● **To do**: Only the number is wanted: how many lines below contain "name"?

● **Extracted records**:

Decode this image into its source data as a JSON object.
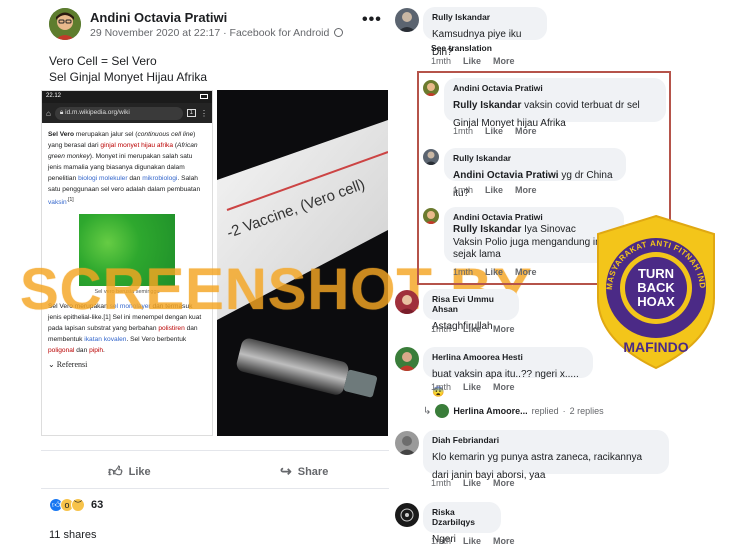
{
  "post": {
    "author": "Andini Octavia Pratiwi",
    "date": "29 November 2020 at 22:17",
    "via": "Facebook for Android",
    "line1": "Vero Cell = Sel Vero",
    "line2": "Sel Ginjal Monyet Hijau Afrika",
    "like_label": "Like",
    "share_label": "Share",
    "reaction_count": "63",
    "shares": "11 shares",
    "phone": {
      "time": "22.12",
      "url": "id.m.wikipedia.org/wiki",
      "tab_count": "1",
      "para1_bold": "Sel Vero",
      "para1_a": " merupakan jalur sel (",
      "para1_i1": "continuous cell line",
      "para1_b": ") yang berasal dari ",
      "para1_l1": "ginjal",
      "para1_l2": "monyet hijau afrika",
      "para1_c": " (",
      "para1_i2": "African green monkey",
      "para1_d": "). Monyet ini merupakan salah satu jenis mamalia yang biasanya digunakan dalam penelitian ",
      "para1_l3": "biologi molekuler",
      "para1_e": " dan ",
      "para1_l4": "mikrobiologi",
      "para1_f": ". Salah satu penggunaan sel vero adalah dalam pembuatan ",
      "para1_l5": "vaksin",
      "para1_g": ".[1]",
      "caption": "Sel vero berusia seminggu",
      "para2_a": "Sel Vero merupakan ",
      "para2_l1": "sel monolayer",
      "para2_b": " dan termasuk jenis epithelial-like.[1] Sel ini menempel dengan kuat pada lapisan substrat yang berbahan ",
      "para2_l2": "polistiren",
      "para2_c": " dan membentuk ",
      "para2_l3": "ikatan kovalen",
      "para2_d": ". Sel Vero berbentuk ",
      "para2_l4": "poligonal",
      "para2_e": " dan ",
      "para2_l5": "pipih",
      "para2_f": ".",
      "cut_heading": "Referensi"
    },
    "vial_label": "-2 Vaccine, (Vero cell)"
  },
  "watermark": "SCREENSHOT BY",
  "logo": {
    "ring_text": "MASYARAKAT ANTI FITNAH INDONESIA",
    "inner": [
      "TURN",
      "BACK",
      "HOAX"
    ],
    "bottom": "MAFINDO"
  },
  "comments": {
    "c1": {
      "name": "Rully Iskandar",
      "text": "Kamsudnya piye iku Din?",
      "translation": "See translation",
      "time": "1mth",
      "like": "Like",
      "more": "More"
    },
    "c2": {
      "name": "Andini Octavia Pratiwi",
      "tag": "Rully Iskandar",
      "text": " vaksin covid terbuat dr sel Ginjal Monyet hijau Afrika",
      "time": "1mth",
      "like": "Like",
      "more": "More"
    },
    "c3": {
      "name": "Rully Iskandar",
      "tag": "Andini Octavia Pratiwi",
      "text": " yg dr China itu?",
      "time": "1mth",
      "like": "Like",
      "more": "More"
    },
    "c4": {
      "name": "Andini Octavia Pratiwi",
      "tag": "Rully Iskandar",
      "text": " Iya Sinovac",
      "text2": "Vaksin Polio juga mengandung ini sejak lama",
      "time": "1mth",
      "like": "Like",
      "more": "More"
    },
    "c5": {
      "name": "Risa Evi Ummu Ahsan",
      "text": "Astaghfirullah",
      "time": "1mth",
      "like": "Like",
      "more": "More"
    },
    "c6": {
      "name": "Herlina Amoorea Hesti",
      "text": "buat vaksin apa itu..?? ngeri x.....",
      "emoji": "😨",
      "time": "1mth",
      "like": "Like",
      "more": "More"
    },
    "c6r": {
      "name": "Herlina Amoore...",
      "replied": "replied",
      "dot": "·",
      "replies": "2 replies"
    },
    "c7": {
      "name": "Diah Febriandari",
      "text": "Klo kemarin yg punya astra zaneca, racikannya dari janin bayi aborsi, yaa",
      "time": "1mth",
      "like": "Like",
      "more": "More"
    },
    "c8": {
      "name": "Riska Dzarbilqys",
      "text": "Ngeri",
      "time": "1mth",
      "like": "Like",
      "more": "More"
    }
  },
  "colors": {
    "watermark": "#f5a623",
    "highlight_box": "#b5534a",
    "link": "#3366cc",
    "red_link": "#ba0000",
    "logo_purple": "#4b2a86",
    "logo_gold": "#f3c51a"
  }
}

● **Result of the exercise**: 9